Take the 2-minute tour ×
Stack Overflow is a question and answer site for professional and enthusiast programmers. It's 100% free, no registration required.

I have a simple webpage deployed to tomcat which runs certain shell scripts based on user selection. The pages are written in html and cgi/perl.

We already have a working ldap server and directory. I need to be able to add security to the web page I created so a user is asked to login using their ldap account when trying to access the home page or any off the sub pages.

How do I add ldap authentication to my web page?

Please be very specific as I am new to all of this. Step by step instructions including code would be greatly appreciated.
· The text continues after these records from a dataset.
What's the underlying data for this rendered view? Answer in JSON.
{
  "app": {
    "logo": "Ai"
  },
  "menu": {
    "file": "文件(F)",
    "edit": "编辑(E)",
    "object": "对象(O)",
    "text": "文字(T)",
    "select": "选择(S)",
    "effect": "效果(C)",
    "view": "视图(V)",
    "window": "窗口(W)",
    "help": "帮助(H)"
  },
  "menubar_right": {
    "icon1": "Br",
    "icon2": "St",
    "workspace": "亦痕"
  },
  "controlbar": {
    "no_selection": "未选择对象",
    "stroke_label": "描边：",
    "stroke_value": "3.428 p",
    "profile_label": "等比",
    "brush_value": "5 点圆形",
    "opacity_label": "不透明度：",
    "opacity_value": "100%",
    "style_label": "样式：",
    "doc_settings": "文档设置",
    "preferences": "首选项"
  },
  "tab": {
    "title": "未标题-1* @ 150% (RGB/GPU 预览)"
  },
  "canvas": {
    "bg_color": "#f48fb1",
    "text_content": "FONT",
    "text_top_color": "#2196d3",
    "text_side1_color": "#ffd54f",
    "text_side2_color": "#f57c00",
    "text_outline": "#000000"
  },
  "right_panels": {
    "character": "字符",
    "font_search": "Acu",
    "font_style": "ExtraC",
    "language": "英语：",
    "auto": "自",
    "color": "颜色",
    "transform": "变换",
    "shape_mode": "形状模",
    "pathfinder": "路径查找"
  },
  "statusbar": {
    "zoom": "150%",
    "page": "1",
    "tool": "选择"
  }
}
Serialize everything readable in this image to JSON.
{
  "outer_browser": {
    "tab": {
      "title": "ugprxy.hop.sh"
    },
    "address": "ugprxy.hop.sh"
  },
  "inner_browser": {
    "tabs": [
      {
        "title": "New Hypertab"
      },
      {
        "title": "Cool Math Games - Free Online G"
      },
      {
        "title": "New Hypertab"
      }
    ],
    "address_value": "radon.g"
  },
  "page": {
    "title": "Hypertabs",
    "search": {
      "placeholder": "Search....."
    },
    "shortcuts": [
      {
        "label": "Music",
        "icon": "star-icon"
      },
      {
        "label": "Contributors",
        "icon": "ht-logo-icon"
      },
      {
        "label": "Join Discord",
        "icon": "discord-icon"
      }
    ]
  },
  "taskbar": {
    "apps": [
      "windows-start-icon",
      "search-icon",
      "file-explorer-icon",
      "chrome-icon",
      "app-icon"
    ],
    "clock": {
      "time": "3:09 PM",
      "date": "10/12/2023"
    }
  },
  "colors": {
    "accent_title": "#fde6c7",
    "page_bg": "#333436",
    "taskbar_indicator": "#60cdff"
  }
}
Thank You

I did a lot of research on google, but all of the solutions are generic, and I don't know where to start.

This is a good article, but I'm not sure where do I put my connection to ldap and the binding (which of my pages)? How do I make sure the authentication will apply to the sub pages as well, or any other one created in the future?

http://www.perlmonks.org/?node_id=32196

Cheers

share|improve this question

1 Answer 1

up vote 0 down vote accepted

This is a good article, but I'm not sure where do I put my connection to ldap and the binding (which of my pages)? How do I make sure the authentication will apply to the sub pages as well, or any other one created in the future?

You're now adding state to your app. You might initially think about implementing your authentication (authn) and authorization (authz) in tomcat, and not in your app.

If you decide not to implement in tomcat, and choose to implement in perl, then you've just decided to add state to your application, which means you need to add some kind of session handling. Look at CGI::Session, there are many other session handling modules on CPAN. Avoid Apache::Session. Its lock handling can cause lots of pain if transactions run long. Use a session key in a cookie. Send everything over SSL. if you don't use SSL, then crackers can intercept your session keys, and then hijack the sessions.

Once you have your session infrastructure set up, you need to create a login mechanism, usually a form with username and password. when that form is submitted, the CGI behind it does its magic crypto on the password and then does the LDAP dance:

  1. connect to the directory server is no connection already exists.

2a. bind to the server anonymously or as an application user, search for the user by CN, bind as the user using DN and password

OR

2b. compute the DN form the username, bind with the DN and the crypto's password.

Often, step 3 is to check the user's record for some authorization indicator, it could be a yes/no access indicator, or it could be a list of roles or privileges.

If the user is successfully authenticated, and authorized, then write some authorization info into the user's session.

Each subsequent page of your app will then check to see if the user is logged in and/or has the proper authz to use that page. If unauthorized, you can either send them back to the post-login landing page, or to the login page if they aren't logged in.

Basically, you just replacing the usual "query the user table of the database" with a query to an LDAP to a directory server.

share|improve this answer

Your Answer

 
discard

By posting your answer, you agree to the privacy policy and terms of service.

Not the answer you're looking for? Browse other questions tagged or ask your own question.